How many children receive meals at the Day Care/School run by Sister Maria Tolledo?
Right now, 34 Moldovan children receive breakfast, lunch, and an afternoon snack. About 20 more children come after school (at about 2 pm), and they receive lunch once a day.
What is the effect of the meals terms of the childrens' nutrition level and performance in class?
Many of the children are from very poor families, so food is definitely an incentive for the kids to come to Sister Maria's. When I saw the children eating breakfast, I was struck by how many of them really scraped their bowls clean, getting every bit of food. It's not at all certain they are getting enough nutritious food at home. The food makes a big difference in their ability to concentrate on the subjects they're taught there, like Romanian, mathematics, and English.
How are the school meals and the day care/school center funded?
Sister Maria’s center is funded by her religious order, the Sisters of Saint John the Baptist.
Talk in a broader sense about school feeding in general in Moldova. Do all needy children have access to services such as those run by Sister Maria Tolledo?
Moldova is a small Eastern European country, a former Soviet republic whose economy collapsed when the USSR did. It's now one of the poorest countries in Europe, and unemployment is rampant. A lot of parents leave young children with their grandparents and go abroad to countries like Russia to find work. Sometimes the grandparents or other relatives aren't able to take care of them.
So there are a lot of "social orphans," children whose parents are alive but who are pretty much on their own a lot.
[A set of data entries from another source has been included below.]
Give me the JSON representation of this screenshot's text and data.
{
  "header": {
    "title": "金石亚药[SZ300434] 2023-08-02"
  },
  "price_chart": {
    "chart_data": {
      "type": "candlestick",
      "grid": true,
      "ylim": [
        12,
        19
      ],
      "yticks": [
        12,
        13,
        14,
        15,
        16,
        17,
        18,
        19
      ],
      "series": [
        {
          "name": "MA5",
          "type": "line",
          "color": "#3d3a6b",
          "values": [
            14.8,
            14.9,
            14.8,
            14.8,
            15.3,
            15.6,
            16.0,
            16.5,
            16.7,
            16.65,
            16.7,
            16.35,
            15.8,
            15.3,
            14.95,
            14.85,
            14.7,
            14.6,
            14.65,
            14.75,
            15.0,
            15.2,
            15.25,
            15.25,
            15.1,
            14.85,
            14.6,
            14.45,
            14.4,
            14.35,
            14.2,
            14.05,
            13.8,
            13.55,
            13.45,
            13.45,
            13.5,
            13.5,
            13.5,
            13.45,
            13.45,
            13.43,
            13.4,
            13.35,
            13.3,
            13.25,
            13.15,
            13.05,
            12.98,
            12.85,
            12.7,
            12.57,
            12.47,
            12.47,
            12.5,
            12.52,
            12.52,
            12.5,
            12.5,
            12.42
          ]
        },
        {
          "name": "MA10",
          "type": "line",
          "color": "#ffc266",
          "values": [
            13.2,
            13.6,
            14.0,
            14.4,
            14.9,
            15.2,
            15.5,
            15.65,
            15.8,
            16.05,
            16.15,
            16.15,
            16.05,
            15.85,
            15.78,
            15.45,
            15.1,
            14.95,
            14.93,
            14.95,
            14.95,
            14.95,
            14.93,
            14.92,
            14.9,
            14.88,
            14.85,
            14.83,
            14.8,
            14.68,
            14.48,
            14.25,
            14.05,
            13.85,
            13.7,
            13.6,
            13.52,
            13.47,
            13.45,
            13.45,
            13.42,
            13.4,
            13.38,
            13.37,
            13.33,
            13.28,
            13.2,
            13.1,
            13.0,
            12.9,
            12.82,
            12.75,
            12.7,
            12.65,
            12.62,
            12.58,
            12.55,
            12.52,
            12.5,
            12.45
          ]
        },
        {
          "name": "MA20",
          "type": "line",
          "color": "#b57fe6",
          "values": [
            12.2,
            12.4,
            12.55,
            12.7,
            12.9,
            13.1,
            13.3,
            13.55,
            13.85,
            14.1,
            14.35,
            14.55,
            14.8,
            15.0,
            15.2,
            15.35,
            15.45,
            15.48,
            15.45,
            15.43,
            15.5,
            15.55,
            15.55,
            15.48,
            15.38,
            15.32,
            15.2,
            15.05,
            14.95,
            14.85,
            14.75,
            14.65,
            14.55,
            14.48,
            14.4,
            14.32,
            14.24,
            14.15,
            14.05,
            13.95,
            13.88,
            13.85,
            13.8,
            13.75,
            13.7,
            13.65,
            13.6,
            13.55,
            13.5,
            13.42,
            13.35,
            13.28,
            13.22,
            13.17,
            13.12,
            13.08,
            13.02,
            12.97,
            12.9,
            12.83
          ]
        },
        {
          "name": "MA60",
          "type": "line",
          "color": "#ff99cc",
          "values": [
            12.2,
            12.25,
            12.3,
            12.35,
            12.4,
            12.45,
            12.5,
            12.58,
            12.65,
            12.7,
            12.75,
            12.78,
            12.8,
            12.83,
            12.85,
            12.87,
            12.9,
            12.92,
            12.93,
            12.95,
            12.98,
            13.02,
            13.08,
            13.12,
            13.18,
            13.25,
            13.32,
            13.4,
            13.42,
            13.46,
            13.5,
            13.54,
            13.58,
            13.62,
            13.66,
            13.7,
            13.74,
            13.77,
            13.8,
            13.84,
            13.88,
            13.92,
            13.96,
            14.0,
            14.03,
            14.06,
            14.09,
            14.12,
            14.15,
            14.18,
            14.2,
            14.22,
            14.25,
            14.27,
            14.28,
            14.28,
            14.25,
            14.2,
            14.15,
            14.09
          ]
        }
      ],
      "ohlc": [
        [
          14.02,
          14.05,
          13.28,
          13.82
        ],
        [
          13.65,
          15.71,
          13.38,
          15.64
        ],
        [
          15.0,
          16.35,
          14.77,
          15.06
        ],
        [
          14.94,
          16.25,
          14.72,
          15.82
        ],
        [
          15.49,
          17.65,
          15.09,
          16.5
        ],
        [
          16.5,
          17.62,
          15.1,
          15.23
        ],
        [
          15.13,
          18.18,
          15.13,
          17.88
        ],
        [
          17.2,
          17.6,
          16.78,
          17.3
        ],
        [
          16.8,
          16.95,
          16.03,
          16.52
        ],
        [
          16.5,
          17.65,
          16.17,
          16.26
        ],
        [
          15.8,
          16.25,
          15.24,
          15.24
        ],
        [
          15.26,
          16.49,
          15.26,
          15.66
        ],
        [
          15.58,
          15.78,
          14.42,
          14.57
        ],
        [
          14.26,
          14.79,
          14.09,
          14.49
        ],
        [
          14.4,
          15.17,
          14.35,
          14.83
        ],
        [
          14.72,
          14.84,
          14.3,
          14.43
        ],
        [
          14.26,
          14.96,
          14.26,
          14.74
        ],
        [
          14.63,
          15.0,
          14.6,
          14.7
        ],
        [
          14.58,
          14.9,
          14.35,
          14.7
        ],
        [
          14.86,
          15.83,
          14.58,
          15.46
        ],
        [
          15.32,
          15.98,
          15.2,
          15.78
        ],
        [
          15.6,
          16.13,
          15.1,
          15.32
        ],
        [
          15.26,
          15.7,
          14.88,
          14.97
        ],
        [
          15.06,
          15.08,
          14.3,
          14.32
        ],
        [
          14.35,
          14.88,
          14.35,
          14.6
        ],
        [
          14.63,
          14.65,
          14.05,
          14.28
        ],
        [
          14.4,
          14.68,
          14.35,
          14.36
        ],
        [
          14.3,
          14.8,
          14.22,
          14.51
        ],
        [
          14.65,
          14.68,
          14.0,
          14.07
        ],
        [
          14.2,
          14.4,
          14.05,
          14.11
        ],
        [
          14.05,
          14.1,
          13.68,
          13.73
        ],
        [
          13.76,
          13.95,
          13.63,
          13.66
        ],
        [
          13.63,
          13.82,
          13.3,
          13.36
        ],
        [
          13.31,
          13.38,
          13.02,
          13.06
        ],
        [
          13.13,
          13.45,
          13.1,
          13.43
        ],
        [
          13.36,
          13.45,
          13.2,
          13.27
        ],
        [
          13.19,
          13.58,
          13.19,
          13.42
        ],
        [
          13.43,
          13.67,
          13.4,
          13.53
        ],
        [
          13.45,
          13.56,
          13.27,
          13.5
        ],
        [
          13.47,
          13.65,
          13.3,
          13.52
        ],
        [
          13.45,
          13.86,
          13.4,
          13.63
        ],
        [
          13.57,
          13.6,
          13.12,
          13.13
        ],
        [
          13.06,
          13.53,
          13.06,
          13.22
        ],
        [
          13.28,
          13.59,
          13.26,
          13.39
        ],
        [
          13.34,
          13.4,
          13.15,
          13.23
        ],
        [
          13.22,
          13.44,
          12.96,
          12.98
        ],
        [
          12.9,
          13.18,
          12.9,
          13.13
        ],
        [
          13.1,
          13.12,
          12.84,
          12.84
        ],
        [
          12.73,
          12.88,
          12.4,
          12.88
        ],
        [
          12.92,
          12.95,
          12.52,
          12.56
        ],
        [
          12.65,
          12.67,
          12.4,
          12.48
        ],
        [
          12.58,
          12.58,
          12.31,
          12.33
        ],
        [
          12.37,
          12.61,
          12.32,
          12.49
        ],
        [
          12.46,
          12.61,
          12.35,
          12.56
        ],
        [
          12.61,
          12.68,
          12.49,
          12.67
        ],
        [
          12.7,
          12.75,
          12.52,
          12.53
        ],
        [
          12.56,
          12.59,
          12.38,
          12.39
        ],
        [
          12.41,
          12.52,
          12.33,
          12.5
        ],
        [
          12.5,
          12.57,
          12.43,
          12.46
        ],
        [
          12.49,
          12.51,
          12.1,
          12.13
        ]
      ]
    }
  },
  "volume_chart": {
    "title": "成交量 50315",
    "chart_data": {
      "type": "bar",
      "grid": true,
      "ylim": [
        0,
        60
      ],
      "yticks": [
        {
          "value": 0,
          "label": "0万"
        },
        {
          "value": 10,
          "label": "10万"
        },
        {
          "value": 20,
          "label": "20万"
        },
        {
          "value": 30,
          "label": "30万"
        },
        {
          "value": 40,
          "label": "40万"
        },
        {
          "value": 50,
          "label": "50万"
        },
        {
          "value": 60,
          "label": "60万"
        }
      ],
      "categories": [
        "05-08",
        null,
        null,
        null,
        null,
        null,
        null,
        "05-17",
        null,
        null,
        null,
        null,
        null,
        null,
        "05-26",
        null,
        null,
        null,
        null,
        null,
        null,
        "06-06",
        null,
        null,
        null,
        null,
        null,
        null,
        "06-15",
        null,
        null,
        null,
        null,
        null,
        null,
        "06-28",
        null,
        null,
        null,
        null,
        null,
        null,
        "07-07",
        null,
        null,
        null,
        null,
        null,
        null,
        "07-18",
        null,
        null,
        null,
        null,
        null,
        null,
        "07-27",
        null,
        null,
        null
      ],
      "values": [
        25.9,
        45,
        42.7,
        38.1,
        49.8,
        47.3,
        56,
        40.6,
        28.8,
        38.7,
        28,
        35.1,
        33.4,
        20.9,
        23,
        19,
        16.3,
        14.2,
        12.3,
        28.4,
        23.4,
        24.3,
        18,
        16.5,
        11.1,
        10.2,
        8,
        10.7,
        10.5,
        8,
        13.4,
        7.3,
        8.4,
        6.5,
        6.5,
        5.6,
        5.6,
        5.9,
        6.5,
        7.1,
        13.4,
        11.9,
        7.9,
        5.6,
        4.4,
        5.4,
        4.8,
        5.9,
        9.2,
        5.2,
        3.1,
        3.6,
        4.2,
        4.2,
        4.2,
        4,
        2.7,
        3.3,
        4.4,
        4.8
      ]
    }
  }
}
They're not always looked after properly in terms of food and clothing, and they don't always want to go to school very much — unless they can get food there.
Especially in rural villages, money for food is very tight. Sister Maria's center is unusual in offering the amount of food it does.
The worst-case scenario for impoverished children in Moldova isn't just going hungry, which would be bad enough. Sometimes vulnerable children are targeted by human traffickers who basically abduct them, take them to another country, and force them to beg. The trafficker keeps the money. An anti-trafficking group called La Strada told me about a four-year-old Moldovan boy who was trafficked into begging in Poland. The risks for these children are really high.
So there are tens of thousands of needy children in Moldova, and things would really turn around if they all had access to a safe place to eat, learn and play like Sister Maria's.
How can someone help out Sister Maria Tolledo's Day Care Center or other programs in Moldova?
To help Sister Maria, people can contribute to the Sisters of Saint John the Baptist, PO Box 711, Gladstone, NJ 07934 and specify "Balti, Moldova." Also, Catholic Relief Services (CRS), the International Organization for Migration, and other groups are working to stop human trafficking or provide job options for poor people in Moldova. People can contribute to CRS at their website.